[Data items]
=====
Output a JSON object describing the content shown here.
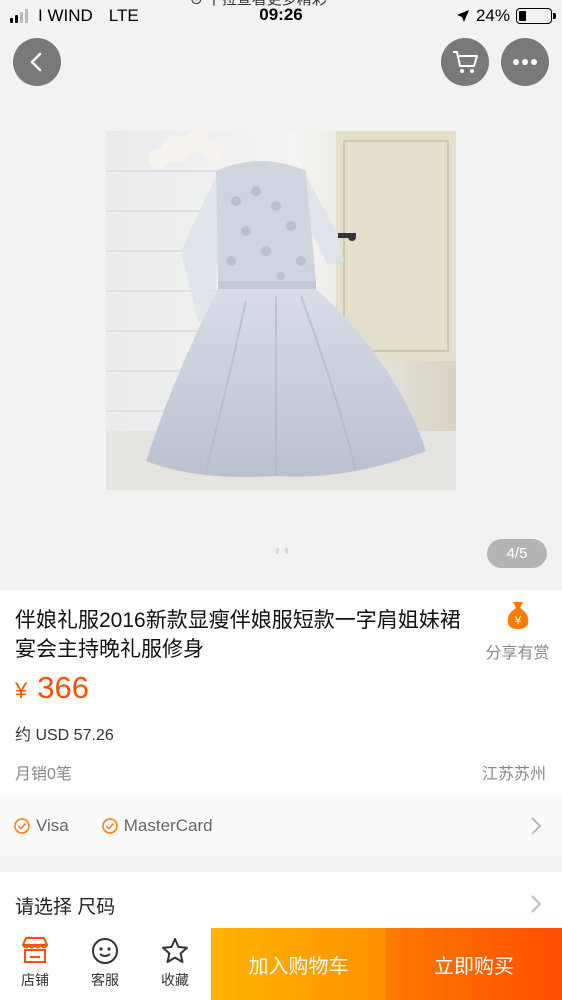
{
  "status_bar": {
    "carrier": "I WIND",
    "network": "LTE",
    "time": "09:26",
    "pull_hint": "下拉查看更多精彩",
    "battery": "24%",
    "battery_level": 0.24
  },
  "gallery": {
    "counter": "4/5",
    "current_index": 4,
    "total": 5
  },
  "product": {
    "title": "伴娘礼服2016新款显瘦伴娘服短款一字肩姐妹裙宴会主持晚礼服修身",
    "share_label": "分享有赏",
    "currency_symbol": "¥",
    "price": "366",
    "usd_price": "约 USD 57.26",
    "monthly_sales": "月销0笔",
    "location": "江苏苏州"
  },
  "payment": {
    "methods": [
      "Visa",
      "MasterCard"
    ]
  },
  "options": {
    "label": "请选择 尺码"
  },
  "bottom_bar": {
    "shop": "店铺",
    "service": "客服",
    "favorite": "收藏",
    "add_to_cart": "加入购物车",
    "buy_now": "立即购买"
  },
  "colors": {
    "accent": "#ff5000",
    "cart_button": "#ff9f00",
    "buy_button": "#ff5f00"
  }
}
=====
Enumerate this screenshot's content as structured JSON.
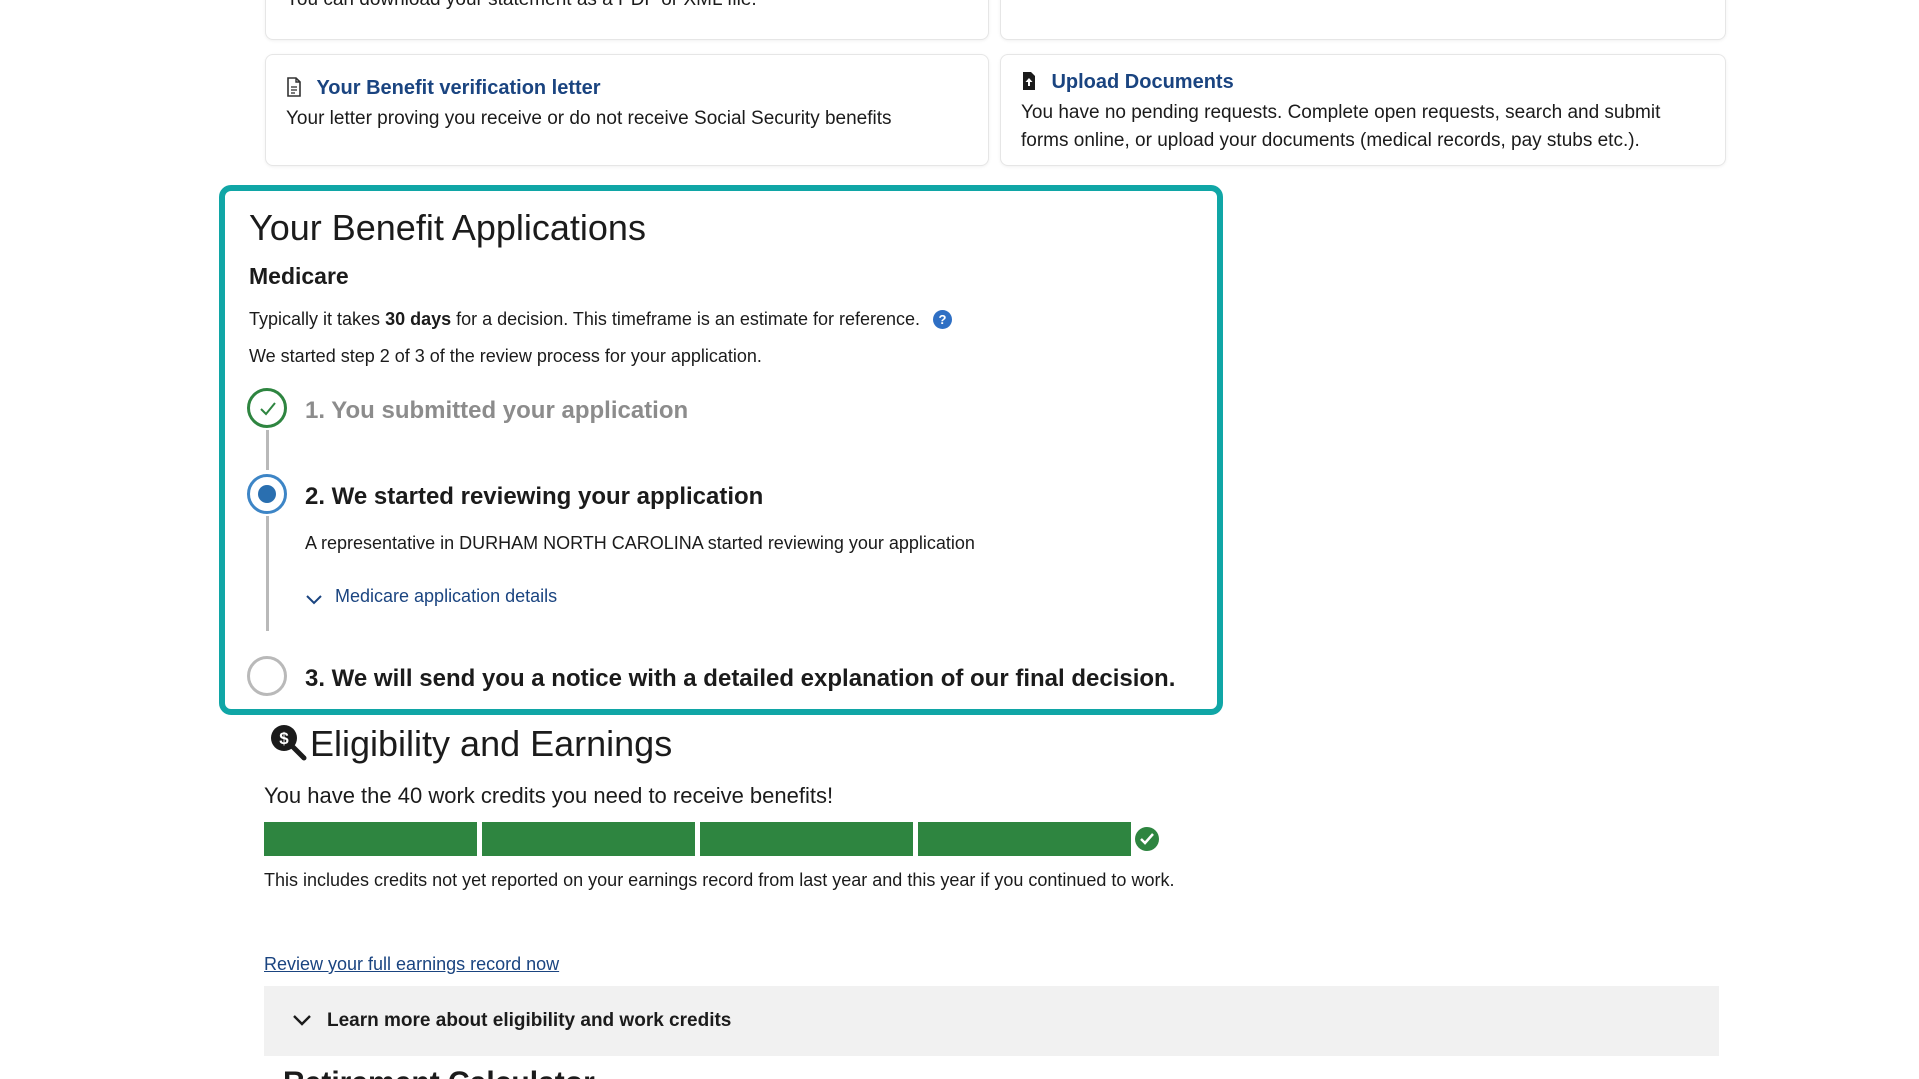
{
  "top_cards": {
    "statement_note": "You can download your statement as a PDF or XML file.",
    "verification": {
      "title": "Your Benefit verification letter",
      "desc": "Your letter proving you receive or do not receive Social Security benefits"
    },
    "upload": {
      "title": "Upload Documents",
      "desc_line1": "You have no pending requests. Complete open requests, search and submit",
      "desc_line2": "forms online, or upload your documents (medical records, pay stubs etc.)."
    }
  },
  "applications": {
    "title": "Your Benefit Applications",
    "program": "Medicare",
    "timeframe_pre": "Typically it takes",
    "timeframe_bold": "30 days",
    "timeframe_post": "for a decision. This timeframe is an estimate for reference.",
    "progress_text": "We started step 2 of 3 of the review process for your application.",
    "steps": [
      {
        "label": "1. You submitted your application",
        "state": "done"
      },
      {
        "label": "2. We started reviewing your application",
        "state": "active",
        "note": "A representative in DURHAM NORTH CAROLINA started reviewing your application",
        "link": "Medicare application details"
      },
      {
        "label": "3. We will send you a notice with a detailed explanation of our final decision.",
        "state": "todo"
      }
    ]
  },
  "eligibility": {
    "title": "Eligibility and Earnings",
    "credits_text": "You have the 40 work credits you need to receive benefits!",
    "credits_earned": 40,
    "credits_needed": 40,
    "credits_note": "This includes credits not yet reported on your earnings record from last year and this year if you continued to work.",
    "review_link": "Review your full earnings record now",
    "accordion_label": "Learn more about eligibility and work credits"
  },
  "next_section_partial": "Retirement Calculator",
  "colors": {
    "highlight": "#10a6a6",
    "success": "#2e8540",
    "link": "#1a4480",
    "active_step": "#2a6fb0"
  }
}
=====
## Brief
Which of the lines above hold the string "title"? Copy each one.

## Answer space
    "title": "伴娘礼服2016新款显瘦伴娘服短款一字肩姐妹裙宴会主持晚礼服修身",
      "title": "Your Benefit verification letter",
      "title": "Upload Documents",
    "title": "Your Benefit Applications",
    "title": "Eligibility and Earnings",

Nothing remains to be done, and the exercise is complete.